Months into a back-and-forth spat with Republican National Committee Chairman Reince Priebus, Donald Trump suggested that he would not necessarily keep the RNC chair in that role if he earned enough delegates to lock up the party’s presidential nomination.
“I don’t know,” Trump told the Washington Post when asked if he’d retain Priebus in an extended interview published Sunday. “I haven’t made the determination.”
Priebus, who is currently in the middle of his third term, is the longest serving RNC chairman in modern history. Committee members re-elected him in 2015 in a landslide 166-to-2 vote.
Presidential nominees do not normally take such a prominent role in determining the leadership of the RNC and cannot vote on the chair’s selection. But Trump said he may install his own allies on the committee if he secures the 1,237 delegates necessary to avoid a contested convention.
RNC communications director Sean Spicer rejected the possibility of Priebus’ ouster during a Monday CNN interview, saying his tenure has turned the GOP into the “gold standard of political parties.”
Trump has blasted Priebus and the RNC for overseeing a “rigged” system that allows candidates to earn delegates in certain states even if they lose the popular vote there. The RNC has fiercely contested this line of attack, saying delegate selection rules have been made available to candidates since October of 2015.
In his interview with the Post, the New York real estate mogul contended that his frontrunner status should allow him to have some influence over the rollout of the July convention in Cleveland, regardless of how many delegates he wins.
Trump called the 2012 Republican National Convention in Tampa, Florida “the single most boring convention I’ve ever seen” and urged RNC officials to foster a “showbiz” atmosphere at the 2016 gathering.
“It’s very important to put some showbiz into a convention, otherwise people are going to fall asleep,” Trump told the Post. “We don’t have the people who know how to put showbiz into a convention.”

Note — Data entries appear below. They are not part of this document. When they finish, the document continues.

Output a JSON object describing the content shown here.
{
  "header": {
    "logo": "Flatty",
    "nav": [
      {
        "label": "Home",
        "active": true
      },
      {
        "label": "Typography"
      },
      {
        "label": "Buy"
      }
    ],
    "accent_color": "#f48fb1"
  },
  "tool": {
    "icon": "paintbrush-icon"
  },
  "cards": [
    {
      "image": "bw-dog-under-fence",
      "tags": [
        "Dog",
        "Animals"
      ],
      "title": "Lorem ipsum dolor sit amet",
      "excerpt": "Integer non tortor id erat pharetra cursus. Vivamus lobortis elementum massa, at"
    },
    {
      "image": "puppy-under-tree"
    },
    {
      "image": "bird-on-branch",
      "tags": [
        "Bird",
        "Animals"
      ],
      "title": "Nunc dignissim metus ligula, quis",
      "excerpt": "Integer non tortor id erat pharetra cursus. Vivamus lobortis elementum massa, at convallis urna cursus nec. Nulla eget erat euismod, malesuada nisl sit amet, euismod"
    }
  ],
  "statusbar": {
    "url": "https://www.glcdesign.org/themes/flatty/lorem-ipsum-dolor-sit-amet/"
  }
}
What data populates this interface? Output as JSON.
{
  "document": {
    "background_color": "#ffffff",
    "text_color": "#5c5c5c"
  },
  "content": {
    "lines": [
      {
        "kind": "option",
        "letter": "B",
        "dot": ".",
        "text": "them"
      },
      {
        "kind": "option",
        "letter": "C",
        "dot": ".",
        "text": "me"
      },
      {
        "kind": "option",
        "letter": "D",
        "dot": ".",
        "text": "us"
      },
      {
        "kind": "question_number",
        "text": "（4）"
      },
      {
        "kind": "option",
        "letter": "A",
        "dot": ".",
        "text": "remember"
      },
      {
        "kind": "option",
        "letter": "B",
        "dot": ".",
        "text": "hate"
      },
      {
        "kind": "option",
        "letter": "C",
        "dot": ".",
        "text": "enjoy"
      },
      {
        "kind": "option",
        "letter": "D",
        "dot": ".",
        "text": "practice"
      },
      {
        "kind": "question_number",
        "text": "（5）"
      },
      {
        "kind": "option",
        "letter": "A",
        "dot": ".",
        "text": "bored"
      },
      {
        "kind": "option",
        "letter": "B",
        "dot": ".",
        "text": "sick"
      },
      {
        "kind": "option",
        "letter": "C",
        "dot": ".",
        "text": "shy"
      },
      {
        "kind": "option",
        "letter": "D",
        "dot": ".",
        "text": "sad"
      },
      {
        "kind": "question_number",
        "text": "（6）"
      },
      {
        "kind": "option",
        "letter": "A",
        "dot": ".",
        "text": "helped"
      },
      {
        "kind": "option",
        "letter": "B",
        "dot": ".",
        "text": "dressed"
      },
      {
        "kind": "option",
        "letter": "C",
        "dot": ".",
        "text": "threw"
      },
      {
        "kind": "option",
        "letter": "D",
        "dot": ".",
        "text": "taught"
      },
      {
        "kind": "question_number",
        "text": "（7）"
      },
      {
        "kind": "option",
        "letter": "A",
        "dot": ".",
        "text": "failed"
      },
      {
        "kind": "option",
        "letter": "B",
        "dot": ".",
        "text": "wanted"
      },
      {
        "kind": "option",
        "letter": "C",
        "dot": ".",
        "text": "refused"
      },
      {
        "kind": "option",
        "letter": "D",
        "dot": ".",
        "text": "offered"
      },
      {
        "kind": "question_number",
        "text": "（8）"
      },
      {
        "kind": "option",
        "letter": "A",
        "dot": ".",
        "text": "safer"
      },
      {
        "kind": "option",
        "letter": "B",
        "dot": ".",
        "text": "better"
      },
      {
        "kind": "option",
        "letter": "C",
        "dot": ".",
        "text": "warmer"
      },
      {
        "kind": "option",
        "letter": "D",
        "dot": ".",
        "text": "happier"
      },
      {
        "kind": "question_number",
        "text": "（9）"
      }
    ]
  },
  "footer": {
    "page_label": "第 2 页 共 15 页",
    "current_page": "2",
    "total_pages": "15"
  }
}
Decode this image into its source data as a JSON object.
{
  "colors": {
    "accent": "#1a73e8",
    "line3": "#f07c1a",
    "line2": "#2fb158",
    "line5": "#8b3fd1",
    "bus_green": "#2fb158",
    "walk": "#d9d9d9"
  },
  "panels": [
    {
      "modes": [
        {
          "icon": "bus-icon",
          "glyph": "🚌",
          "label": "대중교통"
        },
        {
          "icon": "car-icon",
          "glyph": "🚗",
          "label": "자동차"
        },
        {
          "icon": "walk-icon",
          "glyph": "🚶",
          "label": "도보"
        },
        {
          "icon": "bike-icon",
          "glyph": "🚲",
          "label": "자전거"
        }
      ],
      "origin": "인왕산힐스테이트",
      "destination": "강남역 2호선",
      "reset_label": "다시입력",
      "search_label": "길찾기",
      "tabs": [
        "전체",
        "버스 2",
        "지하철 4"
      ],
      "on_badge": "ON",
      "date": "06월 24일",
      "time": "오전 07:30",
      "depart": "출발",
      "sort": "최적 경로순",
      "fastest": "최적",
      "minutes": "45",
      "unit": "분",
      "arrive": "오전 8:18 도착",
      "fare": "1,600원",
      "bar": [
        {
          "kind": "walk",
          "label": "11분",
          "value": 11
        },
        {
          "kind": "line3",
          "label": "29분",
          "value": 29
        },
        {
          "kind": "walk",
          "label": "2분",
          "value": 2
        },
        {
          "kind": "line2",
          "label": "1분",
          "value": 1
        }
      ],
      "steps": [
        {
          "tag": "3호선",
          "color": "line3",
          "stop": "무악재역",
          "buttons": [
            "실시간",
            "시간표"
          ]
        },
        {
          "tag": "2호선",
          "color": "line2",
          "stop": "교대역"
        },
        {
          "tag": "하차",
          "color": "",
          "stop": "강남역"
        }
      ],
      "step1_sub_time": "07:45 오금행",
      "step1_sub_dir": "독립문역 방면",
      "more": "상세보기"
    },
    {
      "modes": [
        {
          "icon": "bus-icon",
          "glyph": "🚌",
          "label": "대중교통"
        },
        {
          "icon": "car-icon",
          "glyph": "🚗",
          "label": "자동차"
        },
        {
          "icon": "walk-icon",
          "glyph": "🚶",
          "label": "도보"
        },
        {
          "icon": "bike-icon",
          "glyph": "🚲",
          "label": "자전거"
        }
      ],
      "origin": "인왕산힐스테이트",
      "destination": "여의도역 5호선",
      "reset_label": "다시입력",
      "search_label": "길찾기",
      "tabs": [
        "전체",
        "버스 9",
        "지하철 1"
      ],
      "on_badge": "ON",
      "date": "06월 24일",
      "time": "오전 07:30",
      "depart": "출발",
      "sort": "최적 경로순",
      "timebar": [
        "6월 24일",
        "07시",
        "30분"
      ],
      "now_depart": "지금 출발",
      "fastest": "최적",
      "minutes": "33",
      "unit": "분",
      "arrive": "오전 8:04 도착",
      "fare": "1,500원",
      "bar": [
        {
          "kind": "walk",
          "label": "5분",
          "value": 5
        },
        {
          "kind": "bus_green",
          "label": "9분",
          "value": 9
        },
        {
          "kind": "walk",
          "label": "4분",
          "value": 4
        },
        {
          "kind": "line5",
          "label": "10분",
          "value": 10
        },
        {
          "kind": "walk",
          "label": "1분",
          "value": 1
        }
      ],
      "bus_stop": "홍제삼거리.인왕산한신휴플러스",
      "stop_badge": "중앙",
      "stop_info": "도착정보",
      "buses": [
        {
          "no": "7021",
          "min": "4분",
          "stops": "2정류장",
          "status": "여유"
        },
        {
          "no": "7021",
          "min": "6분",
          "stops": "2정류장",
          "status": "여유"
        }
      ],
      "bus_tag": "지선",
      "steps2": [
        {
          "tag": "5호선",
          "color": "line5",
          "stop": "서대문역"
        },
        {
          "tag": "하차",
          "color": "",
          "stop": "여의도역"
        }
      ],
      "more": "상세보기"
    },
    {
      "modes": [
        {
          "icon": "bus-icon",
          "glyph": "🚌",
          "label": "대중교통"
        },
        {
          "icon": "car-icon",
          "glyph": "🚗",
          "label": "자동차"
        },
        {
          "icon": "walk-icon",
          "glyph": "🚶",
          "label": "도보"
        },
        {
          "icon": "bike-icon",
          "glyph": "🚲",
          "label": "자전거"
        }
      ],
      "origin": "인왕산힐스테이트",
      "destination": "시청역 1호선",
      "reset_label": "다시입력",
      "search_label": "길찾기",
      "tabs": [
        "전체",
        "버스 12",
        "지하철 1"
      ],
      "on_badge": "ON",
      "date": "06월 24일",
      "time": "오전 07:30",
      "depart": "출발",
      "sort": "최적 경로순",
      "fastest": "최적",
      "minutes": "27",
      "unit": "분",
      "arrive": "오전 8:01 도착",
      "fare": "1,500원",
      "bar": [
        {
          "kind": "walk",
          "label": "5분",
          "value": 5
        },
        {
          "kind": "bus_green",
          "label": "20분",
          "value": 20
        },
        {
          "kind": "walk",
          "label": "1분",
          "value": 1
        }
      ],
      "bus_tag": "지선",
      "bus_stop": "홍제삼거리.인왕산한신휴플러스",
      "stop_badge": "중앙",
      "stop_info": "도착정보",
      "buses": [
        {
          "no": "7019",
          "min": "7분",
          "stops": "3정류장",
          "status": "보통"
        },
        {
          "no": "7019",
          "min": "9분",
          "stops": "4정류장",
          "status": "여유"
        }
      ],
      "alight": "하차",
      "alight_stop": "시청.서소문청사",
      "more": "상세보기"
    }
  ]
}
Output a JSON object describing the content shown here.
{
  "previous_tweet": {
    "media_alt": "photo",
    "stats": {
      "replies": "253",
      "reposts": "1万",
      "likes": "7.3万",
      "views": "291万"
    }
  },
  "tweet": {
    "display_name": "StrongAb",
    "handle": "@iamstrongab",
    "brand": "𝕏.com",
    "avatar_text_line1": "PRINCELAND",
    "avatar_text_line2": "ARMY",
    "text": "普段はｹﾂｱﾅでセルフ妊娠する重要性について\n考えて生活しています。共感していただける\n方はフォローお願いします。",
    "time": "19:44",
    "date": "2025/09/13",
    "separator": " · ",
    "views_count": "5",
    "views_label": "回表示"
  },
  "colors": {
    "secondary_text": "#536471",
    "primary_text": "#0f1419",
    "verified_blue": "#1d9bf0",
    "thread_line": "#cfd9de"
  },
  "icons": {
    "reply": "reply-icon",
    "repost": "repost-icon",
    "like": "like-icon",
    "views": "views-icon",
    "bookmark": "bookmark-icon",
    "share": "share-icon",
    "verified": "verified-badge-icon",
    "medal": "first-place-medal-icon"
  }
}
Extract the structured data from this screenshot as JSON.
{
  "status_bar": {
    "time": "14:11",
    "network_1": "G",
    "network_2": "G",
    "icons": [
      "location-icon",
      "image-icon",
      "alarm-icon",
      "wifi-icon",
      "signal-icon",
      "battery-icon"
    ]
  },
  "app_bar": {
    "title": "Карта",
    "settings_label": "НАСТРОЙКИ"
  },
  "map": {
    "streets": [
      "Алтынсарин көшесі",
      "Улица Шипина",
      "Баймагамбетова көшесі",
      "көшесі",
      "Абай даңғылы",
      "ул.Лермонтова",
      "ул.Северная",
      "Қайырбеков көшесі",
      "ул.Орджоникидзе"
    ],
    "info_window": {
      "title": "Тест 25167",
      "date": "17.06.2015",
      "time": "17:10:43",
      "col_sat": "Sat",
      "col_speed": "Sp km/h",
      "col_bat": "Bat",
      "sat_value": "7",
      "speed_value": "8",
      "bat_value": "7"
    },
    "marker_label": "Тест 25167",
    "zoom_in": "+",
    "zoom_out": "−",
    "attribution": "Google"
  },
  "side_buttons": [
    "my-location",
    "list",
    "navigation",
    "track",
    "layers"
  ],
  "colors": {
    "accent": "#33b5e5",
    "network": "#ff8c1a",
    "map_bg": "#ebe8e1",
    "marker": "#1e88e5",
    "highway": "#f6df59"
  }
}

The GOP frontrunner has suggested that there would be “riots” at the Cleveland convention if he isn’t nominated. His ally and former adviser Roger Stone also launched a website asking Trump supporters to come to the convention to “own the streets.”
This post has been updated.